 [par″ah-med´ik]
a person trained to manage the emergency care of sick or injured persons during transport to a hospital, including administration of injections and intravenous fluids, reading of electrocardiograms, and performance of defibrillation and other advanced life-support measures if ordered by a physician. See also emergency medical technician.

par·a·med·ic

(par'ă-med'ik),
A person trained and certified to provide emergency medical care.

paramedic

(păr′ə-mĕd′ĭk)
n.
A person who is trained to give emergency medical treatment or assist medical professionals.

paramedic (medic)

[-med′ik]
Etymology: Gk, para + L, medicina, art of healing
a person who acts as an assistant to a physician or in place of a physician until the physician is available. paramedical, adj.

paramedic

As defined in the UK, a senior, and often the first, ambulance service healthcare professional at the scene of an accident or medical emergency. Paramedics may work alone—when deployed in a car, motorbike or bicycle—or with the support of an emergency care assistant or ambulance technician—if in an emergency van—and field triage a patient, resuscitate, provide advanced life support or stabilise him or her using the tools at their disposal, including defibrillators, spinal and traction splints, IV drips, oxygen and drugs.

Entry requirements
The traditional, experience-based route to becoming a paramedic (grandfather system) is no longer open to new entrants. Paramedics now either enter through a student paramedic position with an ambulance service trust, or attend an approved full-time course in paramedic science at a university. Courses are often modular with flexible entry and exit points, depending upon the candidate’s academic qualifications and relevant experience, and last from 2 years (full time) to 5 years (part time). Training comprises both theory and practical clinical experience, including several weeks in various hospital departments. Much of the training of paramedics is carried out under the supervision of senior doctors.

paramedic

A health professional certified to perform advanced life support procedures–eg, intubation, defibrillation and administration of drugs under a physician's direction; paramedics provide urgent care from an emergency vehicle or air service; in contrast, EMTs can only perform basic life-support. Cf EMT, Physicians' assistant, Physician extender.

pre·hos·pi·tal pro·vid·er

(prē-hos'pi-tăl prŏ-vī'dĕr)
One who provides care in case of medical emergency or trauma.
Synonym(s): emergency medical technician, paramedic.

paramedic

Any health-care worker other than a doctor, nurse, or dentist. The ranks of the paramedics include trained ambulance personnel, first aiders, laboratory technicians, PHYSIOTHERAPISTS, OCCUPATIONAL THERAPISTS, ORTHOPTISTS and RADIOGRAPHERS. See also PROFESSIONS ALLIED TO MEDICINE.

par·a·med·ic

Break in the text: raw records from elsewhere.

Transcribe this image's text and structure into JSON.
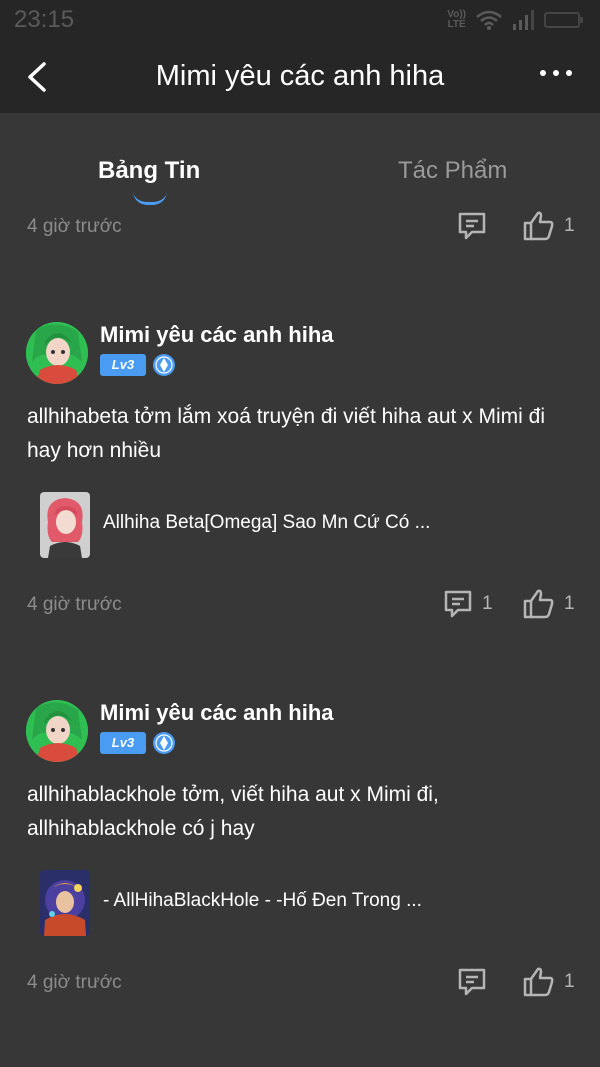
{
  "status_bar": {
    "time": "23:15",
    "network": "Vo)) LTE"
  },
  "header": {
    "title": "Mimi yêu các anh hiha"
  },
  "tabs": [
    {
      "label": "Bảng Tin",
      "active": true
    },
    {
      "label": "Tác Phẩm",
      "active": false
    }
  ],
  "colors": {
    "accent": "#4a9cf2",
    "background": "#373737",
    "header": "#262626"
  },
  "top_footer": {
    "time": "4 giờ trước",
    "comments": "",
    "likes": "1"
  },
  "posts": [
    {
      "author": "Mimi yêu các anh hiha",
      "level": "Lv3",
      "text": "allhihabeta tởm lắm xoá truyện đi viết hiha aut x Mimi đi hay hơn nhiều",
      "story_title": "Allhiha Beta[Omega] Sao Mn Cứ Có ...",
      "time": "4 giờ trước",
      "comments": "1",
      "likes": "1"
    },
    {
      "author": "Mimi yêu các anh hiha",
      "level": "Lv3",
      "text": "allhihablackhole tởm, viết hiha aut x Mimi đi, allhihablackhole có j hay",
      "story_title": "- AllHihaBlackHole - -Hố Đen Trong ...",
      "time": "4 giờ trước",
      "comments": "",
      "likes": "1"
    }
  ]
}
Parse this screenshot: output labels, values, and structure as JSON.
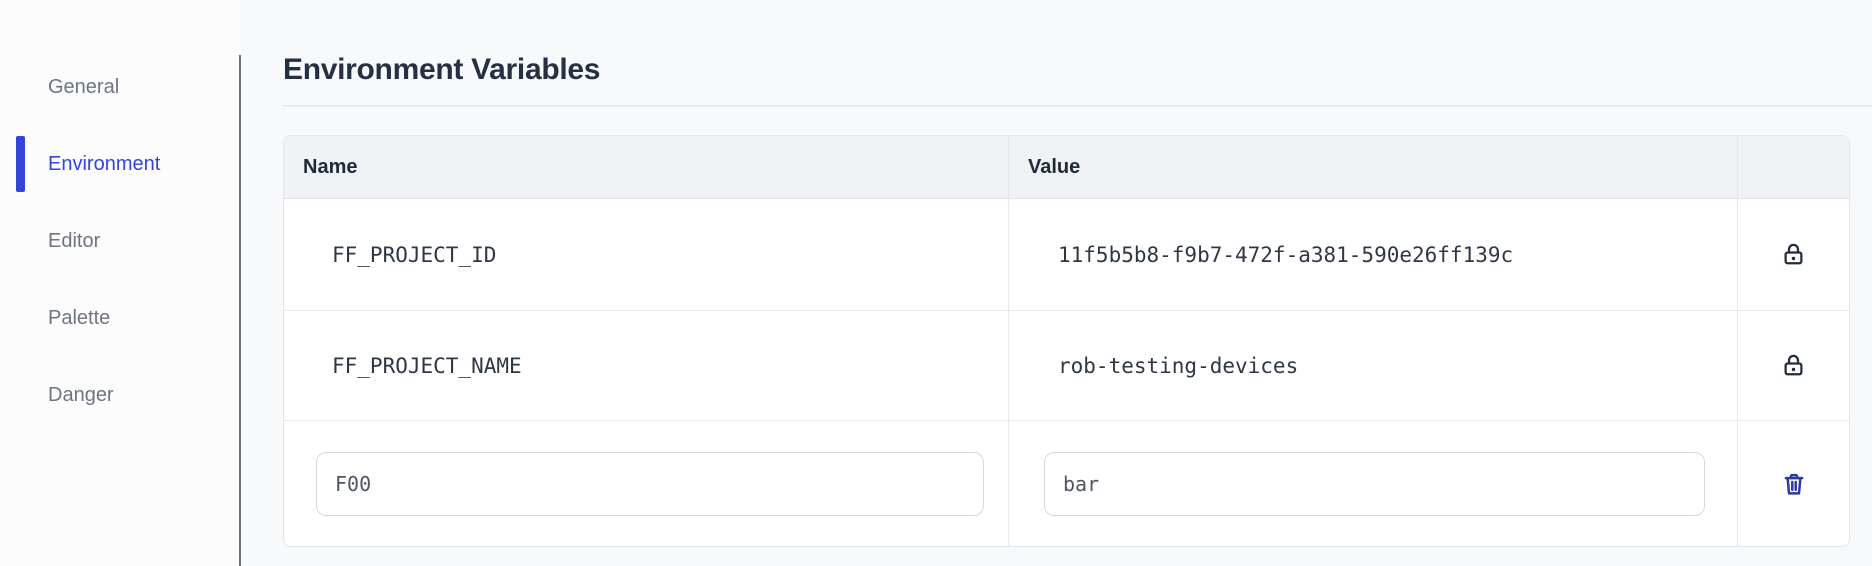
{
  "sidebar": {
    "items": [
      {
        "label": "General",
        "active": false
      },
      {
        "label": "Environment",
        "active": true
      },
      {
        "label": "Editor",
        "active": false
      },
      {
        "label": "Palette",
        "active": false
      },
      {
        "label": "Danger",
        "active": false
      }
    ]
  },
  "main": {
    "title": "Environment Variables",
    "table": {
      "columns": {
        "name": "Name",
        "value": "Value",
        "actions": ""
      },
      "rows": [
        {
          "name": "FF_PROJECT_ID",
          "value": "11f5b5b8-f9b7-472f-a381-590e26ff139c",
          "locked": true,
          "action_icon": "lock-icon"
        },
        {
          "name": "FF_PROJECT_NAME",
          "value": "rob-testing-devices",
          "locked": true,
          "action_icon": "lock-icon"
        }
      ],
      "editable_row": {
        "name_input_value": "F00",
        "value_input_value": "bar",
        "action_icon": "trash-icon"
      }
    }
  },
  "colors": {
    "accent_blue": "#3445D8",
    "trash_blue": "#2C3A9D",
    "icon_dark": "#252E3F",
    "heading_text": "#253043",
    "table_header_bg": "#F1F2F5",
    "page_bg": "#F8F9FB"
  }
}
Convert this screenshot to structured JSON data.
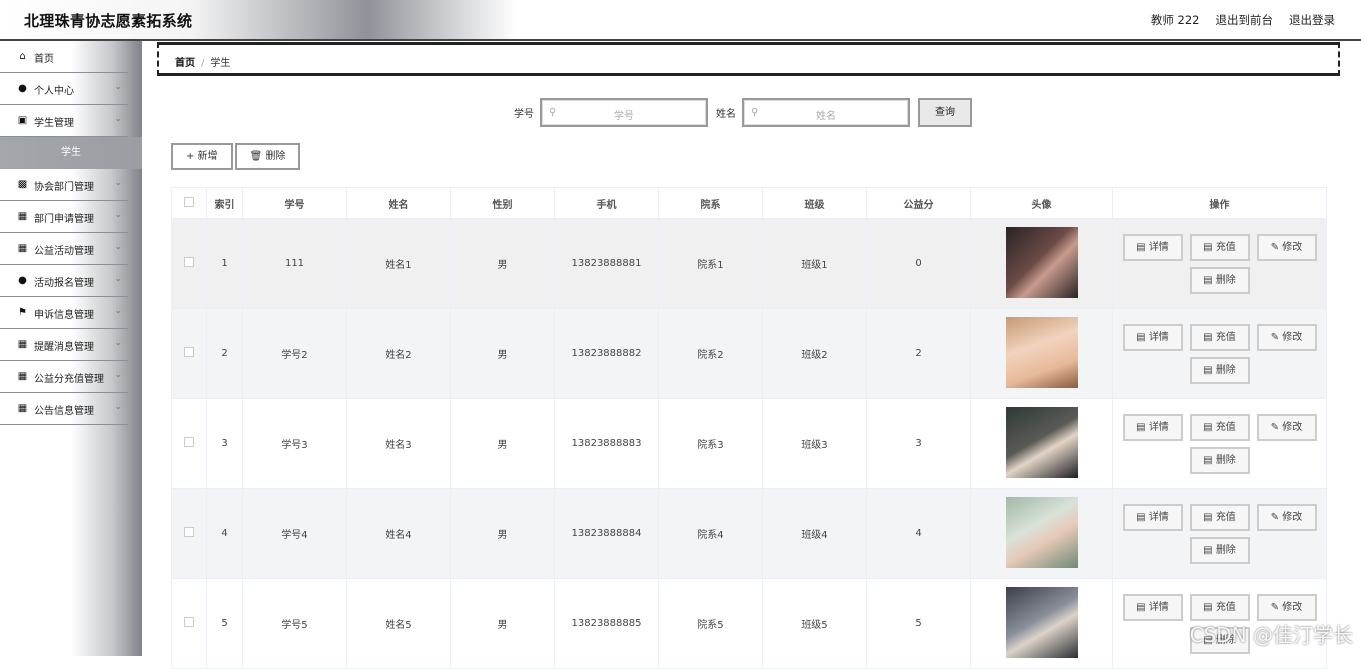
{
  "header": {
    "title": "北理珠青协志愿素拓系统",
    "user": "教师 222",
    "front": "退出到前台",
    "logout": "退出登录"
  },
  "sidebar": {
    "items": [
      {
        "label": "首页",
        "icon": "home-icon",
        "chevron": false
      },
      {
        "label": "个人中心",
        "icon": "person-icon",
        "chevron": true
      },
      {
        "label": "学生管理",
        "icon": "thumb-icon",
        "chevron": true
      }
    ],
    "sub_active": "学生",
    "items2": [
      {
        "label": "协会部门管理",
        "icon": "clipboard-icon"
      },
      {
        "label": "部门申请管理",
        "icon": "grid-icon"
      },
      {
        "label": "公益活动管理",
        "icon": "grid-icon"
      },
      {
        "label": "活动报名管理",
        "icon": "person-icon"
      },
      {
        "label": "申诉信息管理",
        "icon": "flag-icon"
      },
      {
        "label": "提醒消息管理",
        "icon": "grid-icon"
      },
      {
        "label": "公益分充值管理",
        "icon": "grid-icon"
      },
      {
        "label": "公告信息管理",
        "icon": "grid-icon"
      }
    ]
  },
  "breadcrumb": {
    "home": "首页",
    "sep": "/",
    "current": "学生"
  },
  "search": {
    "label1": "学号",
    "placeholder1": "学号",
    "label2": "姓名",
    "placeholder2": "姓名",
    "button": "查询"
  },
  "actions": {
    "add": "+ 新增",
    "delete": "删除"
  },
  "table": {
    "headers": [
      "索引",
      "学号",
      "姓名",
      "性别",
      "手机",
      "院系",
      "班级",
      "公益分",
      "头像",
      "操作"
    ],
    "rows": [
      {
        "idx": "1",
        "sid": "111",
        "name": "姓名1",
        "sex": "男",
        "phone": "13823888881",
        "dept": "院系1",
        "cls": "班级1",
        "score": "0"
      },
      {
        "idx": "2",
        "sid": "学号2",
        "name": "姓名2",
        "sex": "男",
        "phone": "13823888882",
        "dept": "院系2",
        "cls": "班级2",
        "score": "2"
      },
      {
        "idx": "3",
        "sid": "学号3",
        "name": "姓名3",
        "sex": "男",
        "phone": "13823888883",
        "dept": "院系3",
        "cls": "班级3",
        "score": "3"
      },
      {
        "idx": "4",
        "sid": "学号4",
        "name": "姓名4",
        "sex": "男",
        "phone": "13823888884",
        "dept": "院系4",
        "cls": "班级4",
        "score": "4"
      },
      {
        "idx": "5",
        "sid": "学号5",
        "name": "姓名5",
        "sex": "男",
        "phone": "13823888885",
        "dept": "院系5",
        "cls": "班级5",
        "score": "5"
      }
    ],
    "ops": {
      "detail": "详情",
      "recharge": "充值",
      "edit": "修改",
      "delete": "删除"
    }
  },
  "watermark": "CSDN @佳汀学长"
}
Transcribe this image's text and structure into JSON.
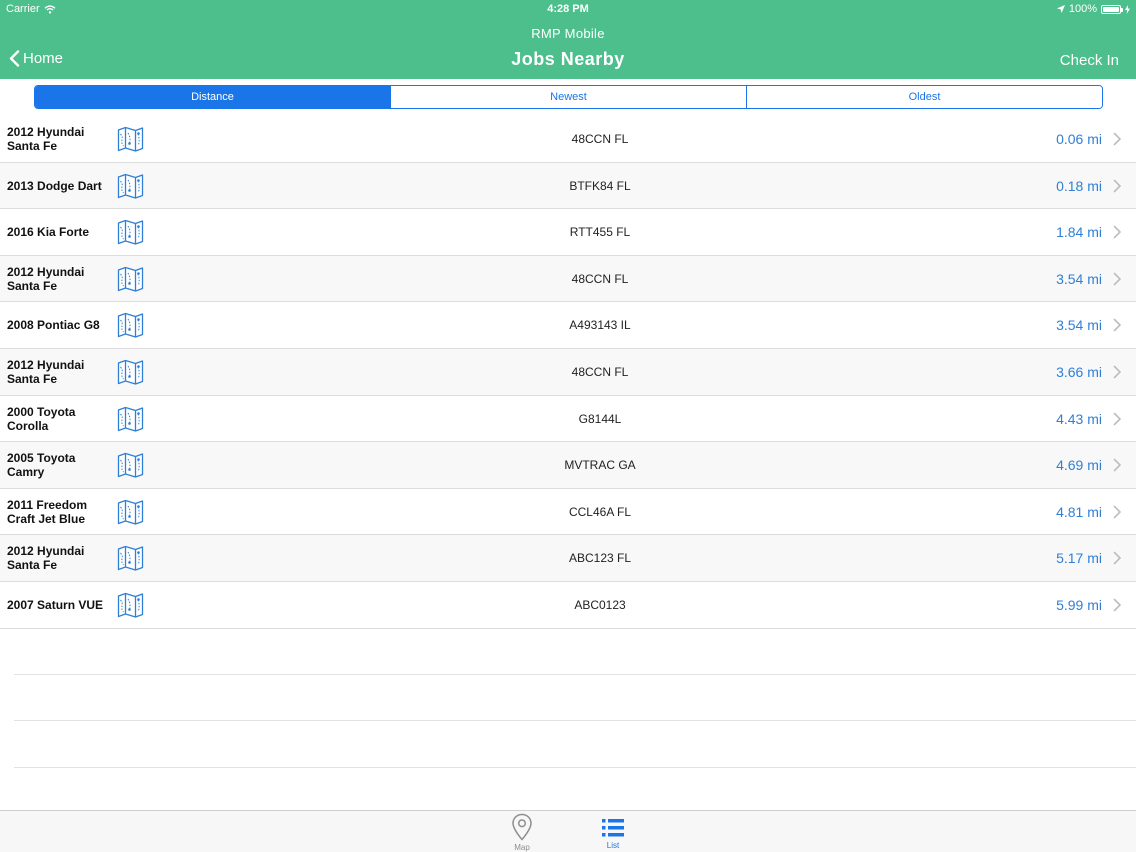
{
  "status_bar": {
    "carrier": "Carrier",
    "time": "4:28 PM",
    "battery": "100%"
  },
  "header": {
    "app_title": "RMP Mobile",
    "title": "Jobs Nearby",
    "back_label": "Home",
    "right_label": "Check In",
    "color": "#4dbf8c"
  },
  "segments": [
    {
      "label": "Distance",
      "active": true
    },
    {
      "label": "Newest",
      "active": false
    },
    {
      "label": "Oldest",
      "active": false
    }
  ],
  "accent_color": "#1a76e8",
  "jobs": [
    {
      "name": "2012 Hyundai Santa Fe",
      "plate": "48CCN FL",
      "distance": "0.06 mi"
    },
    {
      "name": "2013 Dodge Dart",
      "plate": "BTFK84 FL",
      "distance": "0.18 mi"
    },
    {
      "name": "2016 Kia Forte",
      "plate": "RTT455 FL",
      "distance": "1.84 mi"
    },
    {
      "name": "2012 Hyundai Santa Fe",
      "plate": "48CCN FL",
      "distance": "3.54 mi"
    },
    {
      "name": "2008 Pontiac G8",
      "plate": "A493143 IL",
      "distance": "3.54 mi"
    },
    {
      "name": "2012 Hyundai Santa Fe",
      "plate": "48CCN FL",
      "distance": "3.66 mi"
    },
    {
      "name": "2000 Toyota Corolla",
      "plate": "G8144L",
      "distance": "4.43 mi"
    },
    {
      "name": "2005 Toyota Camry",
      "plate": "MVTRAC GA",
      "distance": "4.69 mi"
    },
    {
      "name": "2011 Freedom Craft Jet Blue",
      "plate": "CCL46A FL",
      "distance": "4.81 mi"
    },
    {
      "name": "2012 Hyundai Santa Fe",
      "plate": "ABC123 FL",
      "distance": "5.17 mi"
    },
    {
      "name": "2007 Saturn VUE",
      "plate": "ABC0123",
      "distance": "5.99 mi"
    }
  ],
  "row_icons": {
    "map": "map-icon",
    "chevron": "chevron-right-icon"
  },
  "tabbar": {
    "tabs": [
      {
        "label": "Map",
        "icon": "map-pin-icon",
        "active": false
      },
      {
        "label": "List",
        "icon": "list-icon",
        "active": true
      }
    ]
  }
}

(par'ă-med'ik)
A person trained and certified to provide emergency care.
References in periodicals archive ?
Paramedics will join Dentists, Medical Practitioners, Nurses, Midwives, Occupational Therapists, Optometrists, Osteopaths, Pharmacists, Physiotherapists, Podiatrists, Psychologists, Chiropractors, Chinese Medicine Practitioners and Aboriginal and Torres Strait Islander Health Practitioners in the National Scheme.
The concept developed in Canada, Australia and New Zealand, where paramedics help treat non-emergency cases to prevent health issues from becoming more serious.
Paramedics contend that their personnel are more highly-trained and crucial for life-saving.
The programme which will provide the students with full sponsorship during the four years of study will also grant them a bachelor's degree in Paramedic Sciences.
Paramedics usually work as part of rapid response teams where life-saving skills are tested in medical emergencies
Patients in need of advanced emergency care would wait for paramedics from surrounding communities.
Like most other health care jobs, EMTs and paramedics will continue to be in demand.
I got an overwhelming response -- I swear, almost everyone knew a paramedic.
The Law Concerning Emergency Life Guards paved the way for the establishment of the emergency paramedic system.
It follows an incident on Tuesday when a paramedic was injured in a struggle with a man in the accident department at Ronkswood Hospital, Worcester.
The court concluded that the paramedic who works in a hospital emergency room where physicians are present does not enjoy an enlarged scope of practice simply because the hospital wishes it so.
HUNDREDS of lives could be at risk - because the Scottish Ambulance Service has axed paramedic training to cut costs.